YOUR ASSIGNMENT
Search the listing below for the word "avatar", and copy every line in which it turns up.

DATASET ENTRIES

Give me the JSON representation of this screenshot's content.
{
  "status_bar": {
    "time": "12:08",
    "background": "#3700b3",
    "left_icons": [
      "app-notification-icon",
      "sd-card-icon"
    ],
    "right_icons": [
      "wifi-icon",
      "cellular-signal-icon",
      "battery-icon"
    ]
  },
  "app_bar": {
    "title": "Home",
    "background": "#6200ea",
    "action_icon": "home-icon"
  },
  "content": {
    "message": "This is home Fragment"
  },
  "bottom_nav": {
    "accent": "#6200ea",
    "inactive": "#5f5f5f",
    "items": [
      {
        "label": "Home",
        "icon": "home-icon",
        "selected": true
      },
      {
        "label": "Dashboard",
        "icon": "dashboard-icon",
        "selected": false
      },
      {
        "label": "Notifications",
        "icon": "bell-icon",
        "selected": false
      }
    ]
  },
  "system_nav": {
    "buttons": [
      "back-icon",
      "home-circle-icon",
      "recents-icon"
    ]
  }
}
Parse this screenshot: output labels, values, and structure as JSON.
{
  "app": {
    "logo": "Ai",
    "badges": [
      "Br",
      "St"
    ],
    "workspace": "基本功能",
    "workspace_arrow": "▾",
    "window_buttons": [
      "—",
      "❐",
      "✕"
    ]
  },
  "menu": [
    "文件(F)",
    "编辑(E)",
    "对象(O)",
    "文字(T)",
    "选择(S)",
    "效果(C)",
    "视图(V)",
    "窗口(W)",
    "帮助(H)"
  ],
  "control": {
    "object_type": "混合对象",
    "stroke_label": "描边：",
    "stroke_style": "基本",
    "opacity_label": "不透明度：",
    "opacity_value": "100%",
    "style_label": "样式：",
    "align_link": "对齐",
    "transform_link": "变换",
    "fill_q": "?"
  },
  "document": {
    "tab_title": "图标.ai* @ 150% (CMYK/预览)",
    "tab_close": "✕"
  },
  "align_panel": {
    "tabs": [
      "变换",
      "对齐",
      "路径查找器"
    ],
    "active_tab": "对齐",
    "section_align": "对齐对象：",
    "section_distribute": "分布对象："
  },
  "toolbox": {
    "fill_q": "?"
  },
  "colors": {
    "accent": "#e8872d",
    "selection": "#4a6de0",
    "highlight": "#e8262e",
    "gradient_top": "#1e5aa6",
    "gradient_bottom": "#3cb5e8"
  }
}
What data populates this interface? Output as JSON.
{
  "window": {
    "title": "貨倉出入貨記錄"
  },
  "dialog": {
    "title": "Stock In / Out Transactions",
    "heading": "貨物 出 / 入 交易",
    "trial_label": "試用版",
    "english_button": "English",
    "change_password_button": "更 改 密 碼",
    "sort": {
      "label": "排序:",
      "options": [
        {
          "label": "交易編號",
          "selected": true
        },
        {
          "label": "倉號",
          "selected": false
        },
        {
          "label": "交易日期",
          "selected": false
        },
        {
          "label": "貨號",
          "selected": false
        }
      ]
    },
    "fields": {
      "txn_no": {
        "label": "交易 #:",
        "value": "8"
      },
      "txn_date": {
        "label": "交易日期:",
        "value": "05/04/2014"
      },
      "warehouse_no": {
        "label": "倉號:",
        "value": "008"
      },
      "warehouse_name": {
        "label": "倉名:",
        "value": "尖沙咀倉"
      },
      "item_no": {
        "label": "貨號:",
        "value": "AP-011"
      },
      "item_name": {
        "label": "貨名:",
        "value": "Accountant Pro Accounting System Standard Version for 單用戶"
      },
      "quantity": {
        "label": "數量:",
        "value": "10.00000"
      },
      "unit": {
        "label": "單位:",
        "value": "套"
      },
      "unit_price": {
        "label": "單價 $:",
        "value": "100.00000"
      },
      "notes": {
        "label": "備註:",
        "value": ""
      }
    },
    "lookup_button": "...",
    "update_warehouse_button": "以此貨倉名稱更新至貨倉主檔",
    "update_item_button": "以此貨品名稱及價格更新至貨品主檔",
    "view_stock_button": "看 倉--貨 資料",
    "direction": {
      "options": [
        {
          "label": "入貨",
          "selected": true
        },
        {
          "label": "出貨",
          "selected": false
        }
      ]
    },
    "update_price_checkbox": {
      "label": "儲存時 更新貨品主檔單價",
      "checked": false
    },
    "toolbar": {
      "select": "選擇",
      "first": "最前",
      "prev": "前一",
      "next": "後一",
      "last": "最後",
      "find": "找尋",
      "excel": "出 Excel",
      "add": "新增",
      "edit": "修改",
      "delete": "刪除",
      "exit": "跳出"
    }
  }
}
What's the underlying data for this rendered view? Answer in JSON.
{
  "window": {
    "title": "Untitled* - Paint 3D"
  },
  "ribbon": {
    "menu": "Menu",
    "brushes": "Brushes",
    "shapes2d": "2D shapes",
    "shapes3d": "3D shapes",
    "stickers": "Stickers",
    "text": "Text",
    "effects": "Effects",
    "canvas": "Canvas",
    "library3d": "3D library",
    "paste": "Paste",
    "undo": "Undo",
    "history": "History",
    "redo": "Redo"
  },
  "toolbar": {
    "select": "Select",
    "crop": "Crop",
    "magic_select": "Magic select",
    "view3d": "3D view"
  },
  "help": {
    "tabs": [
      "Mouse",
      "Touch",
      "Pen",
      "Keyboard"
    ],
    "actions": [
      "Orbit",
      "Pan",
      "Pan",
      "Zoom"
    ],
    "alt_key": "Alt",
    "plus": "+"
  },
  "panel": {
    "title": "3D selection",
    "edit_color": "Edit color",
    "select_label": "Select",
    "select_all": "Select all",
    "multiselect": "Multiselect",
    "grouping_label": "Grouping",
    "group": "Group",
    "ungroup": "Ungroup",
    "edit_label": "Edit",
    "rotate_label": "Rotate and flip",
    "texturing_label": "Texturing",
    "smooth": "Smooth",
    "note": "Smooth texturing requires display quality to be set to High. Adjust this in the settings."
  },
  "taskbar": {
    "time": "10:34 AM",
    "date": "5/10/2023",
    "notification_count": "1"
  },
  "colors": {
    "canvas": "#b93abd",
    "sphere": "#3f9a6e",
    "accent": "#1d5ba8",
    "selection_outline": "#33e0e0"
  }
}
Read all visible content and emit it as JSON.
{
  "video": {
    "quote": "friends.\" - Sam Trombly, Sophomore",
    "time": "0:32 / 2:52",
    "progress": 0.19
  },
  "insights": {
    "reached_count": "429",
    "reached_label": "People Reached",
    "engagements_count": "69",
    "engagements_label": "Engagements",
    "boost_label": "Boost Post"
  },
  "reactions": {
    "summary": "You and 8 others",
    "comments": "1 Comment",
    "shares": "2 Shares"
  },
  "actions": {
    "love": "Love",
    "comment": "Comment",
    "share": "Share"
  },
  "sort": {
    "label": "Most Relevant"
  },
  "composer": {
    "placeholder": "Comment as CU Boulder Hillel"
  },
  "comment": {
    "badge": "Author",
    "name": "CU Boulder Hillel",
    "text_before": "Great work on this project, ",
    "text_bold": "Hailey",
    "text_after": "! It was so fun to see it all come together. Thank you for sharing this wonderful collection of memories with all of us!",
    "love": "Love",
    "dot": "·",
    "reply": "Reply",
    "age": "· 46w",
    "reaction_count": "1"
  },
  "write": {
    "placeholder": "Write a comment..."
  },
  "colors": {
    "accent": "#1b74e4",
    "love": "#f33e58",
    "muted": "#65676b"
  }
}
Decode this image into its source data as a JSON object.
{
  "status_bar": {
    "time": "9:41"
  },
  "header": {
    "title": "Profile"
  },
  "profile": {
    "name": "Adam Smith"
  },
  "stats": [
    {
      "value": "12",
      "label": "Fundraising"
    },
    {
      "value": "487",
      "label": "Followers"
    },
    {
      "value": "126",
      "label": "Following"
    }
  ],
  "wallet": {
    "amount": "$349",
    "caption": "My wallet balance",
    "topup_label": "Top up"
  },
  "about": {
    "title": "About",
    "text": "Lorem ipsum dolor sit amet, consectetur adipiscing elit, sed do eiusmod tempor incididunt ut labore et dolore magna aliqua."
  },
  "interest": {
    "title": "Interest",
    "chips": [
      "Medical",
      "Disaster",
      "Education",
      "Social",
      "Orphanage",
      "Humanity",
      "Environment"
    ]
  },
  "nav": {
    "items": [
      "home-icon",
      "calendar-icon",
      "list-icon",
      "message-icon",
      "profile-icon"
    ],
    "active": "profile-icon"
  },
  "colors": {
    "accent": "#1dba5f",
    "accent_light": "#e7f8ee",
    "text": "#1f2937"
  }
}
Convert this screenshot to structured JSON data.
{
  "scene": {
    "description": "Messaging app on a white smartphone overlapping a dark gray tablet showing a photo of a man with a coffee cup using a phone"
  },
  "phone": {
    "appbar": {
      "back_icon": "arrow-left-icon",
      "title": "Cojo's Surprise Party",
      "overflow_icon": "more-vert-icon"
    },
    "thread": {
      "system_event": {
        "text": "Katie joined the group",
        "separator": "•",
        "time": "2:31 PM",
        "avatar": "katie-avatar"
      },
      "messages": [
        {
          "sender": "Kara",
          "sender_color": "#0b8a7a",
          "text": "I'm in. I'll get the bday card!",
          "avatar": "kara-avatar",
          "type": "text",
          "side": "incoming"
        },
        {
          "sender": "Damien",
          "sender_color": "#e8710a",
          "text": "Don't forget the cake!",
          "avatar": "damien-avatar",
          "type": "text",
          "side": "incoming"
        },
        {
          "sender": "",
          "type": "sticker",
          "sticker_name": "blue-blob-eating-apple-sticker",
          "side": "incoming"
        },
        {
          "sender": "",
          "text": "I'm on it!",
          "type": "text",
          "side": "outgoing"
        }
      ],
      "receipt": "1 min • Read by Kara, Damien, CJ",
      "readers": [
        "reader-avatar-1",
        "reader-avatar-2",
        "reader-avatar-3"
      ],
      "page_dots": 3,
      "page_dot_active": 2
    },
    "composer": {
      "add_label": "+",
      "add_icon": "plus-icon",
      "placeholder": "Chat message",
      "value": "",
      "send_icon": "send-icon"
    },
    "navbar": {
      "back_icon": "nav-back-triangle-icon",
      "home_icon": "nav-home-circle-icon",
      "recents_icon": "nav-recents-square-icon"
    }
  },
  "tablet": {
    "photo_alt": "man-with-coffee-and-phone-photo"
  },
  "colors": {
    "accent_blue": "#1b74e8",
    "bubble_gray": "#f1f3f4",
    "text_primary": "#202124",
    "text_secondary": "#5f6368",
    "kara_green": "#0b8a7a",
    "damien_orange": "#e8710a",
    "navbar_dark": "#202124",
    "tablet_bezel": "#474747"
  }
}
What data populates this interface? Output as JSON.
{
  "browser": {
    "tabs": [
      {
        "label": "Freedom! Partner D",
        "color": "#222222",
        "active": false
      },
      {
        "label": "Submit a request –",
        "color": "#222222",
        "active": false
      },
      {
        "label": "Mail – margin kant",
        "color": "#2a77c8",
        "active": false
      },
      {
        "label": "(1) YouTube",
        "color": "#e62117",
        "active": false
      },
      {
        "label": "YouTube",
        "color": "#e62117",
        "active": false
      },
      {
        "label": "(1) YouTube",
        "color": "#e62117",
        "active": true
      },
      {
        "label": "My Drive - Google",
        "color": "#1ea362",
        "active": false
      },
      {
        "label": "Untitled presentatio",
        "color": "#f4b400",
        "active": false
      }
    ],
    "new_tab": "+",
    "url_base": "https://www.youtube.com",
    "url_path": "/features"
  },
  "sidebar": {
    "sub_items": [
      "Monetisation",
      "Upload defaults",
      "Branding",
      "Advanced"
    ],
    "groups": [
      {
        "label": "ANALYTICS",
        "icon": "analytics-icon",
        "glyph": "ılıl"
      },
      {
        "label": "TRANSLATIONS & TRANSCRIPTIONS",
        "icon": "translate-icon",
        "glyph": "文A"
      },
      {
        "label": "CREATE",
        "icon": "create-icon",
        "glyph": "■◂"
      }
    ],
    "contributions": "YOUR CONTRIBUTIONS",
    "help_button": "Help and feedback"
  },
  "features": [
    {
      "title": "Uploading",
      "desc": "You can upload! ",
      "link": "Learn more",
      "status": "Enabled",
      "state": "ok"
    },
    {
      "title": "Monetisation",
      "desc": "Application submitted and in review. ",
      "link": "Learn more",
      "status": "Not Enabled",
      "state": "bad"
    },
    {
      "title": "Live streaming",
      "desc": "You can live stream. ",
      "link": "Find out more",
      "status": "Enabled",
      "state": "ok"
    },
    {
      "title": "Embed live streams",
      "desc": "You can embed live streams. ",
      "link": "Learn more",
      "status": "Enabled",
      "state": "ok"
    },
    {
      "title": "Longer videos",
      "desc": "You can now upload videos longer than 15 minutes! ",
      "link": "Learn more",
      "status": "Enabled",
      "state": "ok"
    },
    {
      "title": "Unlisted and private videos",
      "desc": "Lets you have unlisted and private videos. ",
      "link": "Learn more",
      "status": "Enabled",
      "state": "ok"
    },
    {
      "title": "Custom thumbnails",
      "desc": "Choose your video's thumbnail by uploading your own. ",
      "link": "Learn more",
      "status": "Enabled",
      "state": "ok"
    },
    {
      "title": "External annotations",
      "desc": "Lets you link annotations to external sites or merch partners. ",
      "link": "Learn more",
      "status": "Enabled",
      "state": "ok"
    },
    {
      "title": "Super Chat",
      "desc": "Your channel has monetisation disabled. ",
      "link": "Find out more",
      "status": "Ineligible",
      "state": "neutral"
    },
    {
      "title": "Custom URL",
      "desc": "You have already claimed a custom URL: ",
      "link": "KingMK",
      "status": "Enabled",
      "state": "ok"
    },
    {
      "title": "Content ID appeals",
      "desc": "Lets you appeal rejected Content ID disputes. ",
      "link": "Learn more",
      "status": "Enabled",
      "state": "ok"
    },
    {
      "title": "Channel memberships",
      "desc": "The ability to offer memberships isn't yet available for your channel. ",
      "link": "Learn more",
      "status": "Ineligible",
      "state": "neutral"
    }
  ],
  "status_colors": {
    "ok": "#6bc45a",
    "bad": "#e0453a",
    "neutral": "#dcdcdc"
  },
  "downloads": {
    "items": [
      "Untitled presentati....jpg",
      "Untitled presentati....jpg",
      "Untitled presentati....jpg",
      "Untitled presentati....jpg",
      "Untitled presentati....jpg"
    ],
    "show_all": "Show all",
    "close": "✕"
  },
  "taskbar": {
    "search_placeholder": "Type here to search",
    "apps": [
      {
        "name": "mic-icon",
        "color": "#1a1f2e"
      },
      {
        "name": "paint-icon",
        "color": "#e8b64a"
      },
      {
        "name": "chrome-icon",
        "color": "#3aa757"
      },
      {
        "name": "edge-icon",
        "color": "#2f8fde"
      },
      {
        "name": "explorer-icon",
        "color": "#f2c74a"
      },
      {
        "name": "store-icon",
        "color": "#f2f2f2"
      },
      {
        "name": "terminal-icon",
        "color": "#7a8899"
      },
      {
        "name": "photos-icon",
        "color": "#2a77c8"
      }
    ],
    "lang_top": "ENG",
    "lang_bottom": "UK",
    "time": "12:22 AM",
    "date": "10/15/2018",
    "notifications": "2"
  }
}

WRITTEN REPLY
        "avatar": "katie-avatar"
          "avatar": "kara-avatar",
          "avatar": "damien-avatar",
        "reader-avatar-1",
        "reader-avatar-2",
        "reader-avatar-3"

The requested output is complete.